__Exercise__
Could you set down the listing below exactly and omit its images?

__Material supplied__
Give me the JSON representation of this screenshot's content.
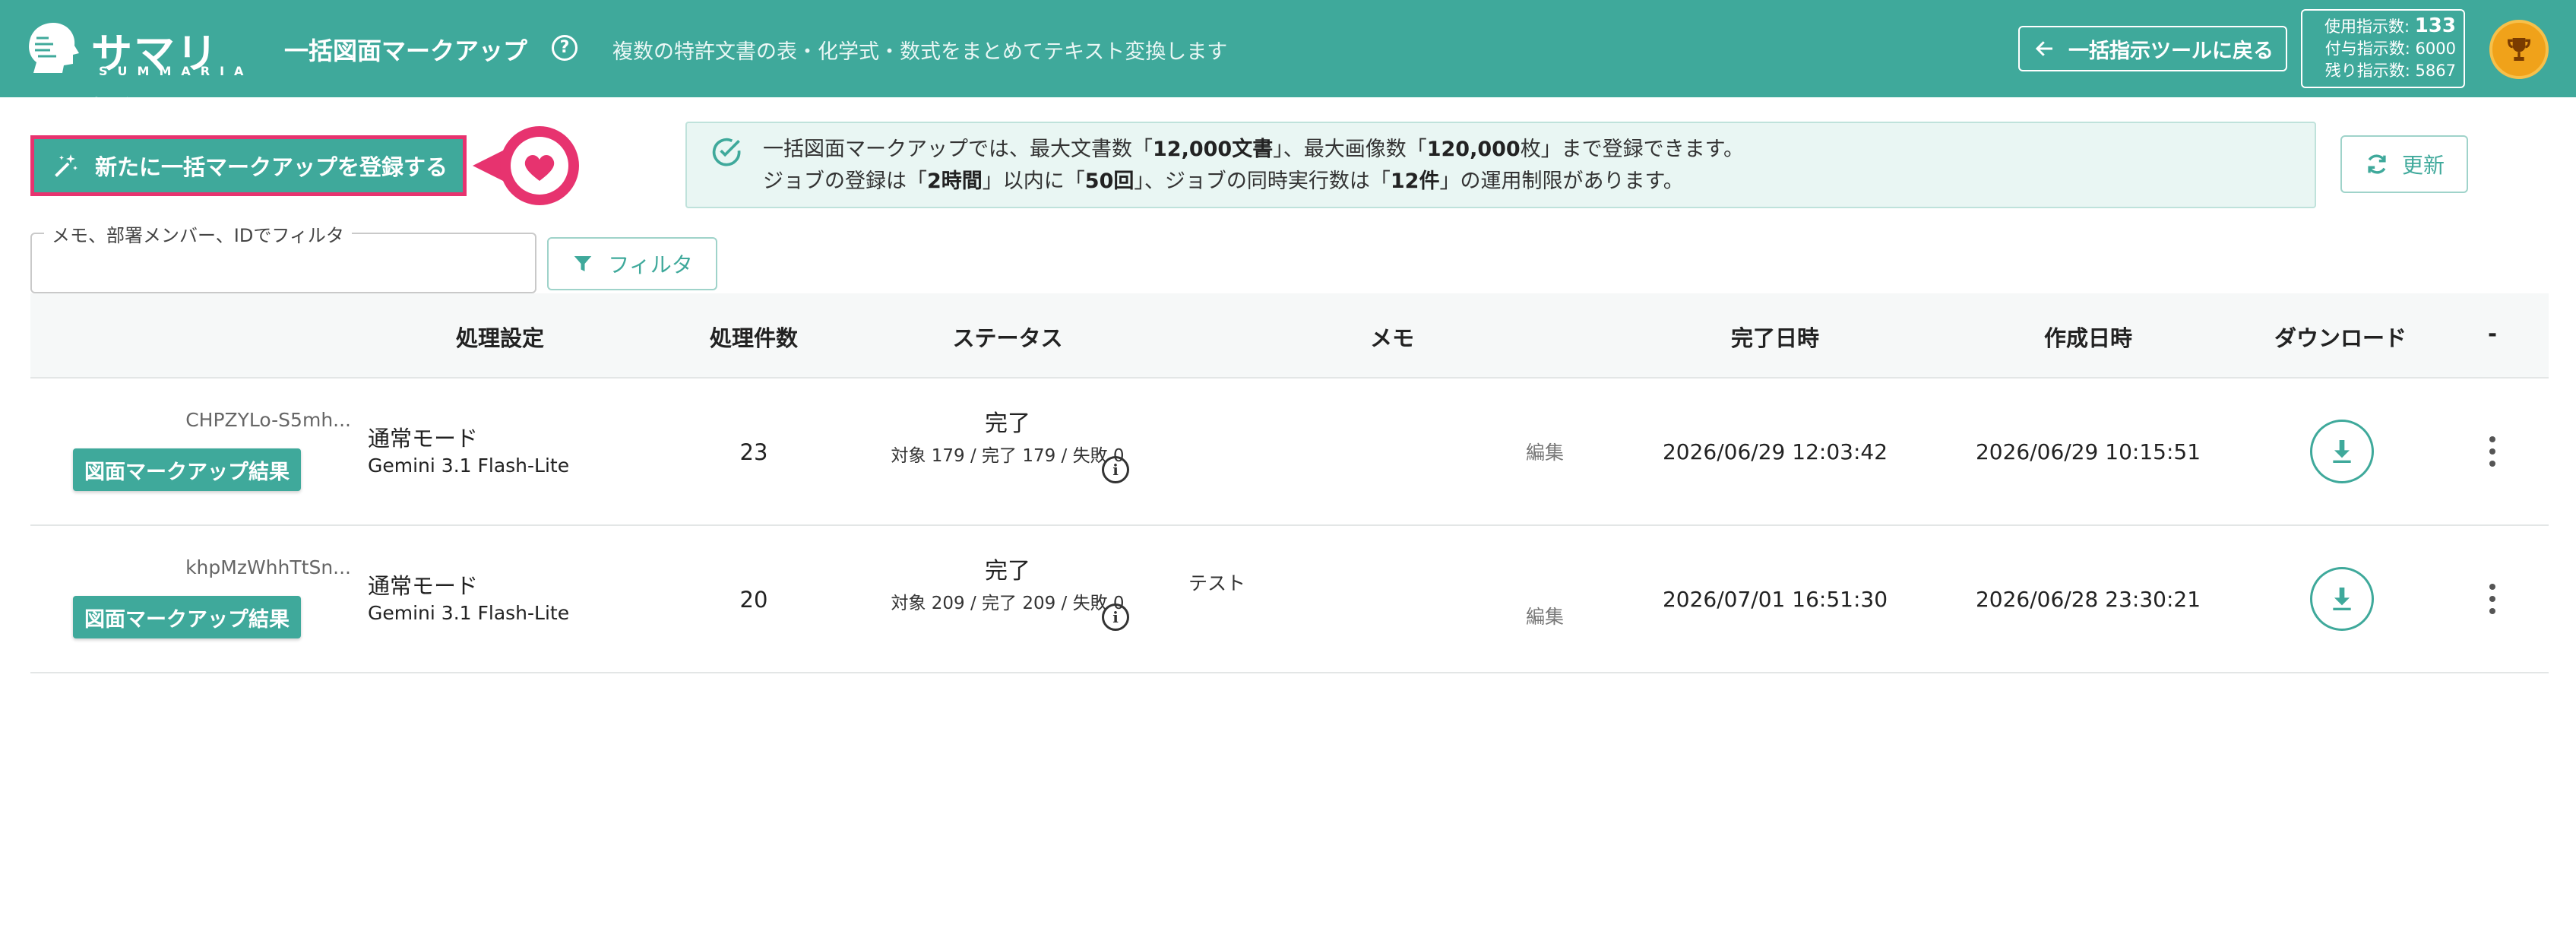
{
  "header": {
    "logo_text": "サマリア",
    "logo_sub": "SUMMARIA",
    "title": "一括図面マークアップ",
    "help_glyph": "?",
    "description": "複数の特許文書の表・化学式・数式をまとめてテキスト変換します",
    "back_label": "一括指示ツールに戻る",
    "usage_used_label": "使用指示数:",
    "usage_used_value": "133",
    "usage_granted": "付与指示数: 6000",
    "usage_remaining": "残り指示数: 5867",
    "colors": {
      "primary": "#3fa99b",
      "accent_pink": "#e7336f",
      "trophy": "#f0a21a"
    }
  },
  "controls": {
    "register_label": "新たに一括マークアップを登録する",
    "notice_line1_pre": "一括図面マークアップでは、最大文書数「",
    "notice_docs": "12,000文書",
    "notice_line1_mid": "」、最大画像数「",
    "notice_images": "120,000",
    "notice_line1_post": "枚」まで登録できます。",
    "notice_line2_pre": "ジョブの登録は「",
    "notice_hours": "2時間",
    "notice_line2_mid1": "」以内に「",
    "notice_times": "50回",
    "notice_line2_mid2": "」、ジョブの同時実行数は「",
    "notice_concurrent": "12件",
    "notice_line2_post": "」の運用制限があります。",
    "refresh_label": "更新",
    "filter_label": "メモ、部署メンバー、IDでフィルタ",
    "filter_value": "",
    "filter_button": "フィルタ"
  },
  "table": {
    "headers": [
      "処理設定",
      "処理件数",
      "ステータス",
      "メモ",
      "完了日時",
      "作成日時",
      "ダウンロード",
      "-"
    ],
    "rows": [
      {
        "id": "CHPZYLo-S5mh...",
        "result_label": "図面マークアップ結果",
        "mode": "通常モード",
        "model": "Gemini 3.1 Flash-Lite",
        "count": "23",
        "status": "完了",
        "status_detail": "対象 179 / 完了 179 / 失敗 0",
        "memo": "",
        "edit": "編集",
        "completed": "2026/06/29 12:03:42",
        "created": "2026/06/29 10:15:51"
      },
      {
        "id": "khpMzWhhTtSn...",
        "result_label": "図面マークアップ結果",
        "mode": "通常モード",
        "model": "Gemini 3.1 Flash-Lite",
        "count": "20",
        "status": "完了",
        "status_detail": "対象 209 / 完了 209 / 失敗 0",
        "memo": "テスト",
        "edit": "編集",
        "completed": "2026/07/01 16:51:30",
        "created": "2026/06/28 23:30:21"
      }
    ]
  }
}
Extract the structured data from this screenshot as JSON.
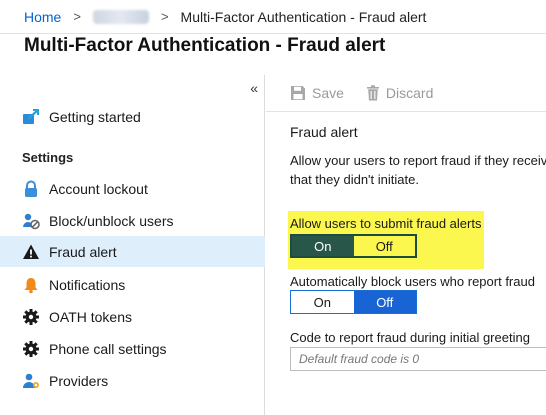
{
  "breadcrumb": {
    "home": "Home",
    "current": "Multi-Factor Authentication - Fraud alert"
  },
  "page_title": "Multi-Factor Authentication - Fraud alert",
  "sidebar": {
    "collapse_glyph": "«",
    "section_label": "Settings",
    "items": [
      {
        "label": "Getting started",
        "icon": "getting-started-icon"
      },
      {
        "label": "Account lockout",
        "icon": "lock-icon"
      },
      {
        "label": "Block/unblock users",
        "icon": "block-users-icon"
      },
      {
        "label": "Fraud alert",
        "icon": "warning-icon",
        "active": true
      },
      {
        "label": "Notifications",
        "icon": "bell-icon"
      },
      {
        "label": "OATH tokens",
        "icon": "gear-icon"
      },
      {
        "label": "Phone call settings",
        "icon": "gear-icon"
      },
      {
        "label": "Providers",
        "icon": "providers-icon"
      }
    ]
  },
  "toolbar": {
    "save_label": "Save",
    "discard_label": "Discard"
  },
  "main": {
    "section_title": "Fraud alert",
    "description_line1": "Allow your users to report fraud if they receiv",
    "description_line2": "that they didn't initiate.",
    "allow_fraud": {
      "label": "Allow users to submit fraud alerts",
      "on": "On",
      "off": "Off",
      "selected": "On"
    },
    "auto_block": {
      "label": "Automatically block users who report fraud",
      "on": "On",
      "off": "Off",
      "selected": "Off"
    },
    "code": {
      "label": "Code to report fraud during initial greeting",
      "placeholder": "Default fraud code is 0"
    }
  },
  "colors": {
    "accent": "#1864d4",
    "highlight": "#fbf74f",
    "active_bg": "#dfeefb",
    "selected_dark": "#285749"
  }
}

__Exercise response__
Give me the JSON representation of this screenshot's content.
{
  "header": {
    "logo_text": "サマリア",
    "logo_sub": "SUMMARIA",
    "title": "一括図面マークアップ",
    "help_glyph": "?",
    "description": "複数の特許文書の表・化学式・数式をまとめてテキスト変換します",
    "back_label": "一括指示ツールに戻る",
    "usage_used_label": "使用指示数:",
    "usage_used_value": "133",
    "usage_granted": "付与指示数: 6000",
    "usage_remaining": "残り指示数: 5867",
    "colors": {
      "primary": "#3fa99b",
      "accent_pink": "#e7336f",
      "trophy": "#f0a21a"
    }
  },
  "controls": {
    "register_label": "新たに一括マークアップを登録する",
    "notice_line1_pre": "一括図面マークアップでは、最大文書数「",
    "notice_docs": "12,000文書",
    "notice_line1_mid": "」、最大画像数「",
    "notice_images": "120,000",
    "notice_line1_post": "枚」まで登録できます。",
    "notice_line2_pre": "ジョブの登録は「",
    "notice_hours": "2時間",
    "notice_line2_mid1": "」以内に「",
    "notice_times": "50回",
    "notice_line2_mid2": "」、ジョブの同時実行数は「",
    "notice_concurrent": "12件",
    "notice_line2_post": "」の運用制限があります。",
    "refresh_label": "更新",
    "filter_label": "メモ、部署メンバー、IDでフィルタ",
    "filter_value": "",
    "filter_button": "フィルタ"
  },
  "table": {
    "headers": [
      "処理設定",
      "処理件数",
      "ステータス",
      "メモ",
      "完了日時",
      "作成日時",
      "ダウンロード",
      "-"
    ],
    "rows": [
      {
        "id": "CHPZYLo-S5mh...",
        "result_label": "図面マークアップ結果",
        "mode": "通常モード",
        "model": "Gemini 3.1 Flash-Lite",
        "count": "23",
        "status": "完了",
        "status_detail": "対象 179 / 完了 179 / 失敗 0",
        "memo": "",
        "edit": "編集",
        "completed": "2026/06/29 12:03:42",
        "created": "2026/06/29 10:15:51"
      },
      {
        "id": "khpMzWhhTtSn...",
        "result_label": "図面マークアップ結果",
        "mode": "通常モード",
        "model": "Gemini 3.1 Flash-Lite",
        "count": "20",
        "status": "完了",
        "status_detail": "対象 209 / 完了 209 / 失敗 0",
        "memo": "テスト",
        "edit": "編集",
        "completed": "2026/07/01 16:51:30",
        "created": "2026/06/28 23:30:21"
      }
    ]
  }
}
Extract the structured data from this screenshot as JSON.
{
  "breadcrumb": {
    "home": "Home",
    "current": "Multi-Factor Authentication - Fraud alert"
  },
  "page_title": "Multi-Factor Authentication - Fraud alert",
  "sidebar": {
    "collapse_glyph": "«",
    "section_label": "Settings",
    "items": [
      {
        "label": "Getting started",
        "icon": "getting-started-icon"
      },
      {
        "label": "Account lockout",
        "icon": "lock-icon"
      },
      {
        "label": "Block/unblock users",
        "icon": "block-users-icon"
      },
      {
        "label": "Fraud alert",
        "icon": "warning-icon",
        "active": true
      },
      {
        "label": "Notifications",
        "icon": "bell-icon"
      },
      {
        "label": "OATH tokens",
        "icon": "gear-icon"
      },
      {
        "label": "Phone call settings",
        "icon": "gear-icon"
      },
      {
        "label": "Providers",
        "icon": "providers-icon"
      }
    ]
  },
  "toolbar": {
    "save_label": "Save",
    "discard_label": "Discard"
  },
  "main": {
    "section_title": "Fraud alert",
    "description_line1": "Allow your users to report fraud if they receiv",
    "description_line2": "that they didn't initiate.",
    "allow_fraud": {
      "label": "Allow users to submit fraud alerts",
      "on": "On",
      "off": "Off",
      "selected": "On"
    },
    "auto_block": {
      "label": "Automatically block users who report fraud",
      "on": "On",
      "off": "Off",
      "selected": "Off"
    },
    "code": {
      "label": "Code to report fraud during initial greeting",
      "placeholder": "Default fraud code is 0"
    }
  },
  "colors": {
    "accent": "#1864d4",
    "highlight": "#fbf74f",
    "active_bg": "#dfeefb",
    "selected_dark": "#285749"
  }
}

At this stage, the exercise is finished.